(DATA UNDER STUDY):
◇ ◇ ◇ ◇

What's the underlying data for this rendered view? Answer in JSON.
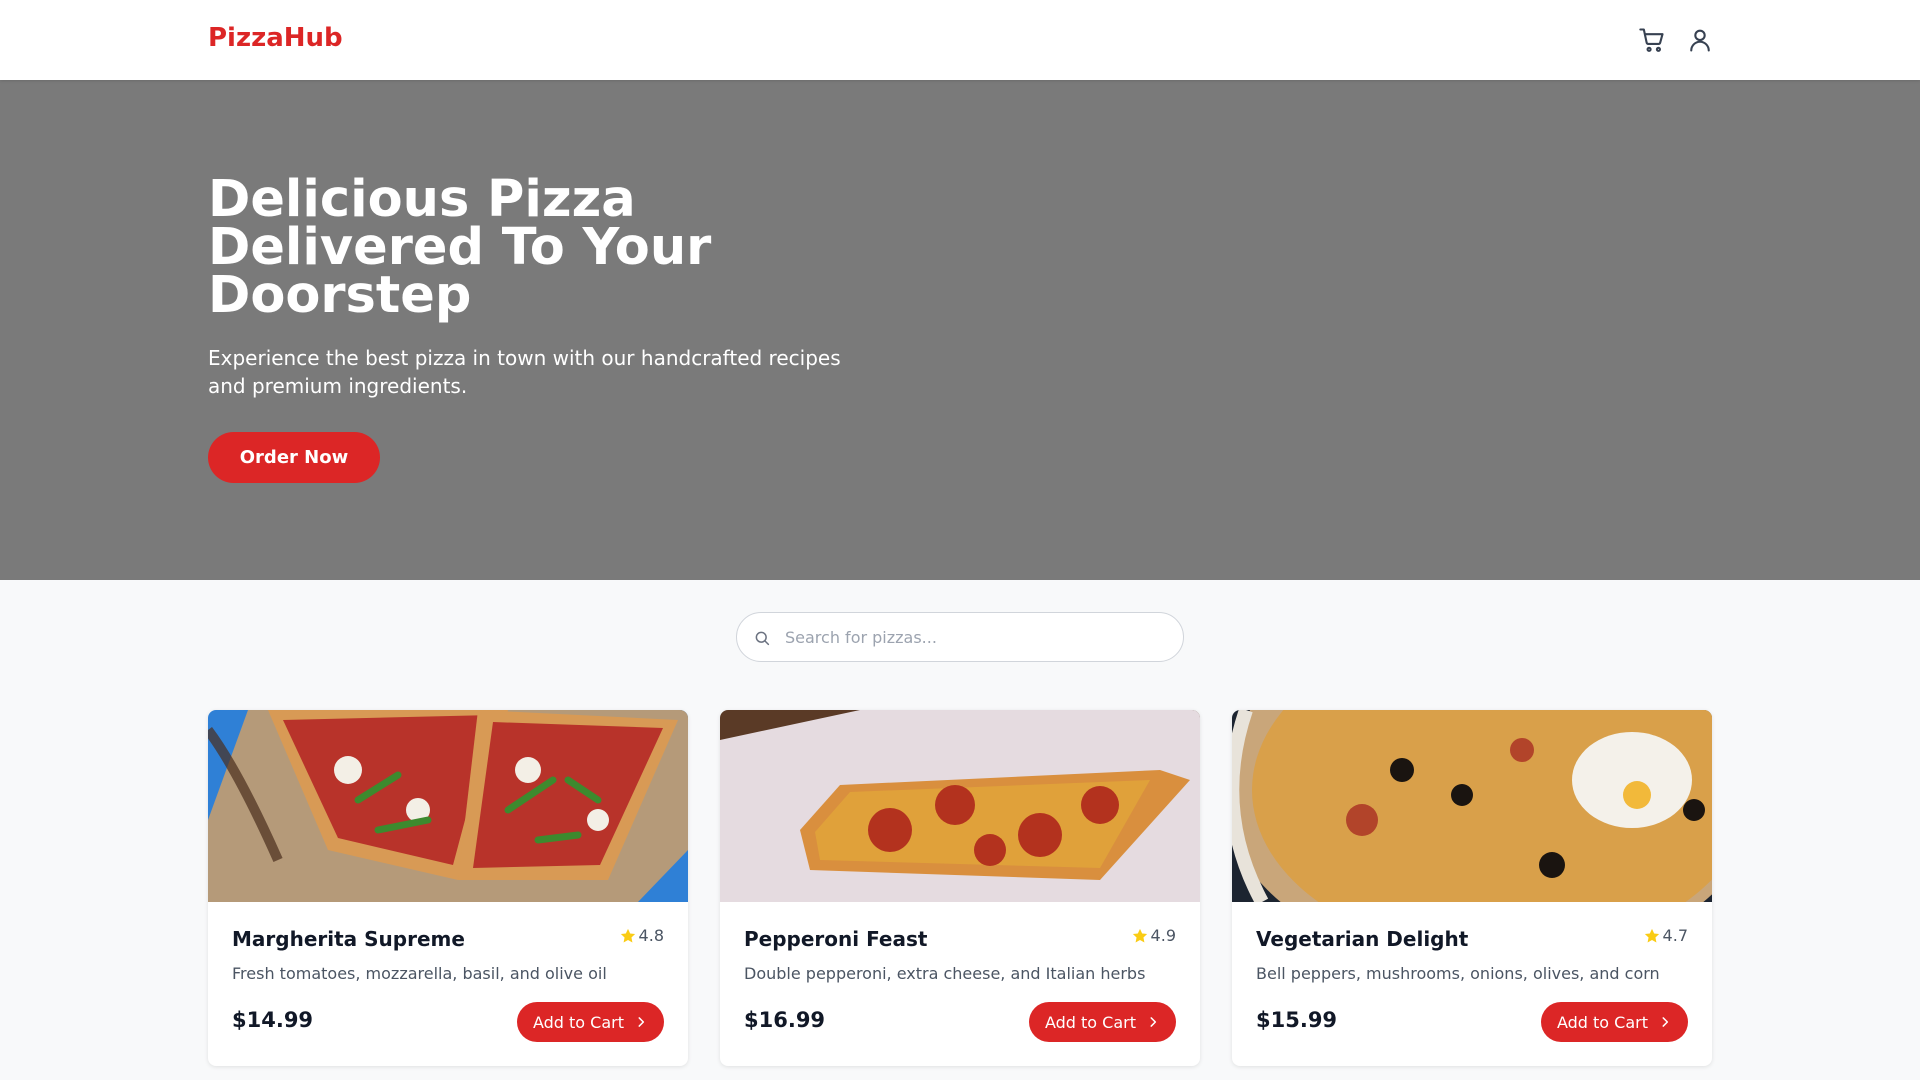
{
  "brand": {
    "name": "PizzaHub",
    "accent": "#dc2626"
  },
  "nav": {
    "icons": [
      "cart-icon",
      "user-icon"
    ]
  },
  "hero": {
    "title": "Delicious Pizza Delivered To Your Doorstep",
    "subtitle": "Experience the best pizza in town with our handcrafted recipes and premium ingredients.",
    "cta": "Order Now"
  },
  "search": {
    "placeholder": "Search for pizzas..."
  },
  "pizzas": [
    {
      "name": "Margherita Supreme",
      "rating": "4.8",
      "description": "Fresh tomatoes, mozzarella, basil, and olive oil",
      "price": "$14.99",
      "button": "Add to Cart"
    },
    {
      "name": "Pepperoni Feast",
      "rating": "4.9",
      "description": "Double pepperoni, extra cheese, and Italian herbs",
      "price": "$16.99",
      "button": "Add to Cart"
    },
    {
      "name": "Vegetarian Delight",
      "rating": "4.7",
      "description": "Bell peppers, mushrooms, onions, olives, and corn",
      "price": "$15.99",
      "button": "Add to Cart"
    }
  ]
}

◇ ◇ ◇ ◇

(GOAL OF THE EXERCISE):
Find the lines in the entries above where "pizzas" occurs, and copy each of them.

(REPLY):
    "placeholder": "Search for pizzas..."
  "pizzas": [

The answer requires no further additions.